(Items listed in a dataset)
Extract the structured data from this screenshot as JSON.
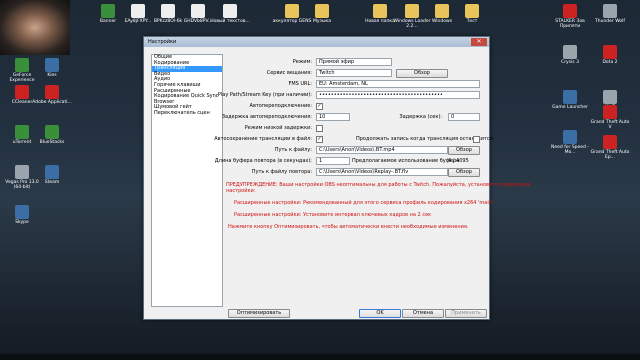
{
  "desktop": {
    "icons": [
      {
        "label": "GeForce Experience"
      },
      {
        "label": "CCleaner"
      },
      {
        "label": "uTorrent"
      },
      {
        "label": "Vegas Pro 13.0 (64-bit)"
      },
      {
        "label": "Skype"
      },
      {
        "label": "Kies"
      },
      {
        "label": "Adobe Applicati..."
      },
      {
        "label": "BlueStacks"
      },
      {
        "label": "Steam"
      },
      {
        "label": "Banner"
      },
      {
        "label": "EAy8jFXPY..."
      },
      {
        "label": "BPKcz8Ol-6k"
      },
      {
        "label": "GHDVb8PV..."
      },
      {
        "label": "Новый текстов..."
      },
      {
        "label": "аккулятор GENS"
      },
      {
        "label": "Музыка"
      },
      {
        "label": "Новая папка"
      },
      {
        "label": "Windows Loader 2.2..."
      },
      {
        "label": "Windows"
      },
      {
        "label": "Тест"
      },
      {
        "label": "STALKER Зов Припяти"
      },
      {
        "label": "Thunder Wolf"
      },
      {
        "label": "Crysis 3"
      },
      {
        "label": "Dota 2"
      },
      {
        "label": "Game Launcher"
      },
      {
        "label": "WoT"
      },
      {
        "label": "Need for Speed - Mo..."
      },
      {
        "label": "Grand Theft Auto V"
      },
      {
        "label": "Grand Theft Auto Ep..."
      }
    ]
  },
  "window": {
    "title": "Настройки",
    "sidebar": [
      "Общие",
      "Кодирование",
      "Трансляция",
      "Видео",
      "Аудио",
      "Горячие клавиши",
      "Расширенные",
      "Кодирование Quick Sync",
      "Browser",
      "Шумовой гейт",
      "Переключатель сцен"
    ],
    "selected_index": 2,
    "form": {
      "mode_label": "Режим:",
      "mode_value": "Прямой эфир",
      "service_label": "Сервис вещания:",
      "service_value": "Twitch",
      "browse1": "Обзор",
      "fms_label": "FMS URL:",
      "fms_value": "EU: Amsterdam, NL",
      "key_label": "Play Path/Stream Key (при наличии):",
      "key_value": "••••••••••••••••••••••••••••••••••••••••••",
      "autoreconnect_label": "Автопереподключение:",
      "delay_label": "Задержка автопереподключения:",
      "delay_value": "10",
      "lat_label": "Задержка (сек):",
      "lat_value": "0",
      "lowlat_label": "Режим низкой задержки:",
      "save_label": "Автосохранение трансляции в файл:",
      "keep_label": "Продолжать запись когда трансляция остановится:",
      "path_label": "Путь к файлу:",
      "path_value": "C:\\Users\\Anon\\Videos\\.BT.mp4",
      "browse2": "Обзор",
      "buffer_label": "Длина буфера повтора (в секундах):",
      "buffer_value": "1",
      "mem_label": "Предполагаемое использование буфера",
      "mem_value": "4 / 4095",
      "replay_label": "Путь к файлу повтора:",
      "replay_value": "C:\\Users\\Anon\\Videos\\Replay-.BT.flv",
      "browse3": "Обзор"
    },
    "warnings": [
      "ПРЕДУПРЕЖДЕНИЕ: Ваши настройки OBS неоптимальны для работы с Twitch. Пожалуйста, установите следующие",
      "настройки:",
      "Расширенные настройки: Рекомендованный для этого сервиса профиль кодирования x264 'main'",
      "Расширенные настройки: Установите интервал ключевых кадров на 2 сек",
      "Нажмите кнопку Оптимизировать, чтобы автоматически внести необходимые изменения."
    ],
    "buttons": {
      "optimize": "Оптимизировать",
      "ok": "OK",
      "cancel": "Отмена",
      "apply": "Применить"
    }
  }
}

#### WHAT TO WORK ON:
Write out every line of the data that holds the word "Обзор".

#### TASK RESPONSE:
      "browse1": "Обзор",
      "browse2": "Обзор",
      "browse3": "Обзор"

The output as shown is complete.